14 The great day of the Lord is near,
near and hastening fast;
the sound of the day of the Lord is bitter;
the mighty man cries aloud there.
15 A day of wrath is that day,
a day of distress and anguish,
a day of ruin and devastation,
a day of darkness and gloom,
a day of clouds and thick darkness,
16 a day of trumpet blast and battle cry
against the fortified cities
and against the lofty battlements.
Like the other prophets, Zephaniah sees the coming day of the Lord as a day of darkness and judgment. Judgment on all of Judah’s enemies (chapter 2) but also judgment on Judah herself.
“I will stretch out my hand against Judah
and against all the inhabitants of Jerusalem;
But then suddenly Zephaniah’s message to Judah turns into one of hope.
14 Sing aloud, O daughter of Zion;
shout, O Israel!
Rejoice and exult with all your heart,
O daughter of Jerusalem!
15 The Lord has taken away the judgments against you;
he has cleared away your enemies.
The King of Israel, the Lord, is in your midst;
you shall never again fear evil.
16 On that day it shall be said to Jerusalem:
“Fear not, O Zion;
let not your hands grow weak.
17 The Lord your God is in your midst,
a mighty one who will save;
he will rejoice over you with gladness;
he will quiet you by his love;
he will exult over you with loud singing.
And so Advent turns from darkness, gloom, and judgment to singing, rejoicing, and salvation. How is this even possible? Why the two dramatically different messages from the prophet?
When war turned to peace
The answer is of course the Apocalypse – God’s revealing of himself in the incarnation and the cross. In Christ’s humanity and dying he has taken the wrath of God against Judah, the distress and anguish. The ruin and devastation. The darkness and gloom. And now, because of the cross and the resurrection of Christ, God can sing over Jerusalem.
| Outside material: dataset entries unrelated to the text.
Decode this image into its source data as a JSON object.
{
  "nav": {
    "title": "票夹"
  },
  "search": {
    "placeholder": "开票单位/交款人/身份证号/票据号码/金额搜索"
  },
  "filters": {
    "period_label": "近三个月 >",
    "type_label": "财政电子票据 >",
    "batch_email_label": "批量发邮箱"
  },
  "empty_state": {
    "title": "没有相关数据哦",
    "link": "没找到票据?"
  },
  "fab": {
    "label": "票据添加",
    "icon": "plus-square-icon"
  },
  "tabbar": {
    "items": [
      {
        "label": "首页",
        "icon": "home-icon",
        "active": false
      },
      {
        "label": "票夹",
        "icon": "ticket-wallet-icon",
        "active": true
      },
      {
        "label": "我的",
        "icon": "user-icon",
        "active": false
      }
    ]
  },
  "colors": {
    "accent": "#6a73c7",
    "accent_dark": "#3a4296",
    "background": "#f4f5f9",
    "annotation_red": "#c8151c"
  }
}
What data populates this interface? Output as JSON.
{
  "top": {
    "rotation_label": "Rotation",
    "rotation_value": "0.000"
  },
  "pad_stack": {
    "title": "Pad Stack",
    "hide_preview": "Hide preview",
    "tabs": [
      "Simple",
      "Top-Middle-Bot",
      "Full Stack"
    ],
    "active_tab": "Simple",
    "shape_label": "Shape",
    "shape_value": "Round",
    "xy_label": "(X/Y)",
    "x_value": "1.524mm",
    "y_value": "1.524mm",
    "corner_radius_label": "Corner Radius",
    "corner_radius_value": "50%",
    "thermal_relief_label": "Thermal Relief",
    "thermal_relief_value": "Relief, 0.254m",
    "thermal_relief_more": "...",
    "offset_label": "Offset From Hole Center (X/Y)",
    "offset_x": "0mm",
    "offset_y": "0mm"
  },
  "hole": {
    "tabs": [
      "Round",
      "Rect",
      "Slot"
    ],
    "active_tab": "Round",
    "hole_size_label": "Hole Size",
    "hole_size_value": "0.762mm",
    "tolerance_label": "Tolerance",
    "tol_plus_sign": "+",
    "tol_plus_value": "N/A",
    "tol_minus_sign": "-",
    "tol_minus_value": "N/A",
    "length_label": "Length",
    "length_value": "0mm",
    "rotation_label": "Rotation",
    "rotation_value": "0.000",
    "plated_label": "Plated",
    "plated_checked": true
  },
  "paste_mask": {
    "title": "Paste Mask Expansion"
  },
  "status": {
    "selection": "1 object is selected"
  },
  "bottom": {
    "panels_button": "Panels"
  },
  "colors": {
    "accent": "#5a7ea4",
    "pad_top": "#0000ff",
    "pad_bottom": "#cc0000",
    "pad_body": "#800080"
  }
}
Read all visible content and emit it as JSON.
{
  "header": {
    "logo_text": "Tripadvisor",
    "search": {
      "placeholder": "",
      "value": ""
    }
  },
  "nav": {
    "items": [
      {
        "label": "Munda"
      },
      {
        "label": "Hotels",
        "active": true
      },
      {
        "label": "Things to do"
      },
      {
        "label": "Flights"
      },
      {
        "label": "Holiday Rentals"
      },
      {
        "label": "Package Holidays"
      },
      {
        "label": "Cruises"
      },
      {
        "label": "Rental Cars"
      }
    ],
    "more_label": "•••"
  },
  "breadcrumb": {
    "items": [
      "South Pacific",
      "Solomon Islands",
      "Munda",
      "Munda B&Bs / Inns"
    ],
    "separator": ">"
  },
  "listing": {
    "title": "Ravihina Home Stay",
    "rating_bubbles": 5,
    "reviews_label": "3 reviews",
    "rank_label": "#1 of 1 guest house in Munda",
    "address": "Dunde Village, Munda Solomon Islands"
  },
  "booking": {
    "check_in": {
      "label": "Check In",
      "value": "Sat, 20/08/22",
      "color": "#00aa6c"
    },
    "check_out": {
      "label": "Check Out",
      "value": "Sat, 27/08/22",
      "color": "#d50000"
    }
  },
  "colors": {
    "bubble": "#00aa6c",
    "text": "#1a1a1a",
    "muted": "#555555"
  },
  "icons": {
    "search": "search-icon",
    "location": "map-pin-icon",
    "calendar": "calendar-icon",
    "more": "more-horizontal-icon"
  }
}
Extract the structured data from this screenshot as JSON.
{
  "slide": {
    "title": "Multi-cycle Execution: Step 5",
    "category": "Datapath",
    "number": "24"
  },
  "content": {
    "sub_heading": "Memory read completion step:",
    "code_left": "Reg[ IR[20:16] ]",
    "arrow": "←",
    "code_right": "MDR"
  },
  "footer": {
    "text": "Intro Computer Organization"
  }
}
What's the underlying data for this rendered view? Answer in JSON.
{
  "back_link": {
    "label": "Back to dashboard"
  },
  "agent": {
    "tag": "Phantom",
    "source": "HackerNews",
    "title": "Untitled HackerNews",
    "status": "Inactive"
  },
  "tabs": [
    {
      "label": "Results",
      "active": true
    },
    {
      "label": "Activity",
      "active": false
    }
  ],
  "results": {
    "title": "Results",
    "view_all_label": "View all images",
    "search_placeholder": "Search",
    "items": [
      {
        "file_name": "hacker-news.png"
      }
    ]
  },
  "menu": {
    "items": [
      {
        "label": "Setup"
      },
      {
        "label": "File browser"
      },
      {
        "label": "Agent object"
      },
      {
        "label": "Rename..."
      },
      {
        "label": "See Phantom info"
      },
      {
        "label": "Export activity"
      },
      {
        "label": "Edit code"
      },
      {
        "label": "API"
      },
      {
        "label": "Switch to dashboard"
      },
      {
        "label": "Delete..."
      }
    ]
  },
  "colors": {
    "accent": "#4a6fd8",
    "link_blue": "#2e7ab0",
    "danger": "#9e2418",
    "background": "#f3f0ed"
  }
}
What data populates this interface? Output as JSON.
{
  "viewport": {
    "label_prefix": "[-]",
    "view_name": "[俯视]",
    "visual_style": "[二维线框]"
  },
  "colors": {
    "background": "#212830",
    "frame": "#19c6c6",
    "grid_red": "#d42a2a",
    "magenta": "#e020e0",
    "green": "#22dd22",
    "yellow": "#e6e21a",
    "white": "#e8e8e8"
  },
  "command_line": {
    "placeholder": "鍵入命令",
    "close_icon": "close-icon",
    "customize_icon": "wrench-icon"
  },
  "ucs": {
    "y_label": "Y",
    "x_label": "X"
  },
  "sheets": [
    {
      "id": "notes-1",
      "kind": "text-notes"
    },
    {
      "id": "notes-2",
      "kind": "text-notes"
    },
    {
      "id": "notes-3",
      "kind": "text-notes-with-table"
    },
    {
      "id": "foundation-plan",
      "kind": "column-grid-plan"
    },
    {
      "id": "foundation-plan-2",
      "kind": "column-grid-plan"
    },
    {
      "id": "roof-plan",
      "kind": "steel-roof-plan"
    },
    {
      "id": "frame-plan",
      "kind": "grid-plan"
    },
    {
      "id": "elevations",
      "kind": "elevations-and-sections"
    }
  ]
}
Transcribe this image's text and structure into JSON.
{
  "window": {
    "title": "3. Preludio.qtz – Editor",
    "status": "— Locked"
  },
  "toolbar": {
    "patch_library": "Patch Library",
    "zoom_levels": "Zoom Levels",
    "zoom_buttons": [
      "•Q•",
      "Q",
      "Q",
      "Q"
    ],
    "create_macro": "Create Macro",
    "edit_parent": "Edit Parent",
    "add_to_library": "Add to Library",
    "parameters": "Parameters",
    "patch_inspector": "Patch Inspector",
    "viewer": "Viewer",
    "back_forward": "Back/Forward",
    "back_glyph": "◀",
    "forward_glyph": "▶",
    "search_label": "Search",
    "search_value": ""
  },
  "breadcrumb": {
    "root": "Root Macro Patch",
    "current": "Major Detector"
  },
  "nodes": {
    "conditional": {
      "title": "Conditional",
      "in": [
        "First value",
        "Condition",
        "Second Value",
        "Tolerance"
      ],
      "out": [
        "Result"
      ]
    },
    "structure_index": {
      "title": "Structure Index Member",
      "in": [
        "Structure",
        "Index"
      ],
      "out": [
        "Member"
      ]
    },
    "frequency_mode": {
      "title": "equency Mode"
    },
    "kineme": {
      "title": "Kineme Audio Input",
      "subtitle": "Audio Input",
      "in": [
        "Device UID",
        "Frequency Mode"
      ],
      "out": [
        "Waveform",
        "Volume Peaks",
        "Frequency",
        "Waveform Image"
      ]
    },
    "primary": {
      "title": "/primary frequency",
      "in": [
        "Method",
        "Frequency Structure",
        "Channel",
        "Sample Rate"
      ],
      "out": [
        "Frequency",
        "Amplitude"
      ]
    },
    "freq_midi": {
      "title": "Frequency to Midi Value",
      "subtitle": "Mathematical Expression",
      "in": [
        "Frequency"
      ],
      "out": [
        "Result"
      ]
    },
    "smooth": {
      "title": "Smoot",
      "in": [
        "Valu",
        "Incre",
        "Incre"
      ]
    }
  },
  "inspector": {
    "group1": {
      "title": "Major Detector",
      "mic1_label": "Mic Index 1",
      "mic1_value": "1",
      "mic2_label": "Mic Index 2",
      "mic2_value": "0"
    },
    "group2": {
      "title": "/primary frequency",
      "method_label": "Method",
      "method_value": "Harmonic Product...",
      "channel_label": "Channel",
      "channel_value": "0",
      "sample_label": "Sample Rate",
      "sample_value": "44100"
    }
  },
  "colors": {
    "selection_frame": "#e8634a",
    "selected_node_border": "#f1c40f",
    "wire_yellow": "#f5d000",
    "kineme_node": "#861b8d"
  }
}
The incarnation is Christ’s union with Israel. Jesus took the place of Israel here on earth. He succeeded where they had failed. He lived a life of faithful obedience before God. Therefore, by his righteousness he can be the substitute for Israel. By experiencing the day of the Lord on the cross, he took the wrath that they deserved (and the wrath that we all deserved). Now, because of the cross, Israel can experience God’s forgiveness – The Lord has taken away the judgments against you; he has cleared away your enemies.
Our union with Christ is our union with Israel. We too are free from the judgments of God. We too are clear of our enemies. We too shall never again fear evil. We too have the Lord God in our midst. We too are sung over by the Lord with gladness. This is “to live is Christ.” This is our Advent. This is what we are waiting for. Rejoicing.
Yes, it’s dark around us. Yes, waiting is full of sorrow. But Jesus Christ has brought rejoicing into our sorrow. He has brought peace with God. He has brought us hope in a day of the Lord full of rejoicing not reeling. The Lord our God singing over us. Loudly.
Are you able to rejoice in your Advent? How does your union with Christ (and thus with Israel) allow you to find joy in the thought of the return of the Lord?